The officer then took Striver to Columbia Park, where the Washington State Patrol's Mobile DUI was processing DUI arrests. When he took the test there, it came up 0.00.
When the trooper told the officer the results of the breath test, "everything went away. They tore up all the tickets right on the spot," Striver said.
But, he still had to pay $216 to get his truck out of the tow yard, which meant he wasn't able to take his kids to the Silverwood Theme Park near Coeur d'Alene, Idaho, the following day.
And, he said, his daughters had to go through the ordeal of seeing him being wrongly arrested.
He filed a claim with the city to get his money back, and said he plans to talk to an attorney to see what recourse he has.
Kennewick police Sgt. Ken Lattin told the Herald that the improper reading on the preliminary breath test machine occurred because the officer didn't follow the 15-minute wait rule.
When a breath test is given, there has to be a 15-minute observation time when no food or drink or anything is done, Lattin said. Striver had been smoking a cigarette just before blowing into the machine, which caused the error, Lattin explained.
"There was still probable cause to make the arrest in spite of the false reading," Lattin said. "There was other evidence."
Lattin said Striver wasn't arrested, but he was detained for the investigation and was in handcuffs and not free to leave.
State law also mandates police impound vehicles when a driver is detained for suspected DUI.
"They had to impound it," Lattin said. "But we're going to pay the bill. He will get reimbursed."
Fortunately for Striver, he agreed to take the test when he was being processed.
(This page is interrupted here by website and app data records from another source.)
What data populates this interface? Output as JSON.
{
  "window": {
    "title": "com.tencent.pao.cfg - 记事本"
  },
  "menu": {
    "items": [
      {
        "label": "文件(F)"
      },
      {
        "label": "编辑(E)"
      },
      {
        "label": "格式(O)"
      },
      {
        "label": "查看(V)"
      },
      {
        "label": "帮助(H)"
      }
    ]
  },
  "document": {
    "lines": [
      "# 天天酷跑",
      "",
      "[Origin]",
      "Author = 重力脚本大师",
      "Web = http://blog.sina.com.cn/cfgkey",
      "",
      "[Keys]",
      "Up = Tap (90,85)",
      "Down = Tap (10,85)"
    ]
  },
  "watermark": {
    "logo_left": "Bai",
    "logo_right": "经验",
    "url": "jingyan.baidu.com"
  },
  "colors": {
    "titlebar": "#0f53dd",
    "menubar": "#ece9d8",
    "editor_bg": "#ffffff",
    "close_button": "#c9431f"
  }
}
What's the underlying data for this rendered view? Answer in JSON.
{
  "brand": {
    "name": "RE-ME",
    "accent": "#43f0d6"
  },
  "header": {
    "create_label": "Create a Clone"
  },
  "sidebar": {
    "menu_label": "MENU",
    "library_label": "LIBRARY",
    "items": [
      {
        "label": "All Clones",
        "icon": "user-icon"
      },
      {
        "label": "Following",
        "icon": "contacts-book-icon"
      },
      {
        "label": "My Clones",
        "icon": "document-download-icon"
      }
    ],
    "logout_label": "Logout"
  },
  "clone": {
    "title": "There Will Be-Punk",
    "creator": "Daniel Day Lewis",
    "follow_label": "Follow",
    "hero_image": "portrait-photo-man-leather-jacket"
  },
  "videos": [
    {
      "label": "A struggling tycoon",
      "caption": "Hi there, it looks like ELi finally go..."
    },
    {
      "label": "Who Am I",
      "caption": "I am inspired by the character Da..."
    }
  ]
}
If he had refused, he would have been jailed and his license would have automatically been suspended.
"When you sign your driver's license ... what you're promising is if you're stopped and an officer suspects of you driving impaired, you will submit to a breath test," Lattin said.
Striver said he called a number of defense attorneys before taking the test and when one attorney finally called back, the attorney told him to take the test.
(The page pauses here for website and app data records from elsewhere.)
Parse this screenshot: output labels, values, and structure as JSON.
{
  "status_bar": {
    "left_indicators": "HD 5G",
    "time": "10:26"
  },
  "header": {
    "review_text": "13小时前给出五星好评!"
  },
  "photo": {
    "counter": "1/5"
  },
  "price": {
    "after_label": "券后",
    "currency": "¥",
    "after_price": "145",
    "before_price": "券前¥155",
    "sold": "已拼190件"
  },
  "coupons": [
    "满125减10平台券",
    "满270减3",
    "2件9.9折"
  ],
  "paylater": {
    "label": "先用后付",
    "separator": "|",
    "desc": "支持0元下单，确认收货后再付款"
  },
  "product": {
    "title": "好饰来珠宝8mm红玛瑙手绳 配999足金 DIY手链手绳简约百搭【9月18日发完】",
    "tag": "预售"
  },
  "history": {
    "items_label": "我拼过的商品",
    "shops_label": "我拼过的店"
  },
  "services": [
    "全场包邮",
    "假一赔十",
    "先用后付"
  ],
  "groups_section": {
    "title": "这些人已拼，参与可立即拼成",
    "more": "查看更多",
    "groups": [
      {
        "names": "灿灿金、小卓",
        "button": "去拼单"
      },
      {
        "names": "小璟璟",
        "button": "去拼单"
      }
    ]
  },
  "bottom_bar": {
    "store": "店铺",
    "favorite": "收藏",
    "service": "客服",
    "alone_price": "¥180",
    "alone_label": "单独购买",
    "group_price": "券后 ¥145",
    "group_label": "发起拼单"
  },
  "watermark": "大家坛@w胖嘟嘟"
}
Striver wondered how many other people had a similar experience during Water Follies weekend, but Lattin said it was a one-time incident caused by the cigarette smoke. The machine, which is checked and recalibrated every six months, was taken out of service after the incident to be repaired, Lattin said.
Police supervisors also plan to follow up with a training reminder about how to properly administer the preliminary breath tests.
"The officer just didn't wait the 15 minutes," Lattin said. "But we made the situation as right as we could."
-- Paula Horton: 582-1556; firstname.lastname@example.org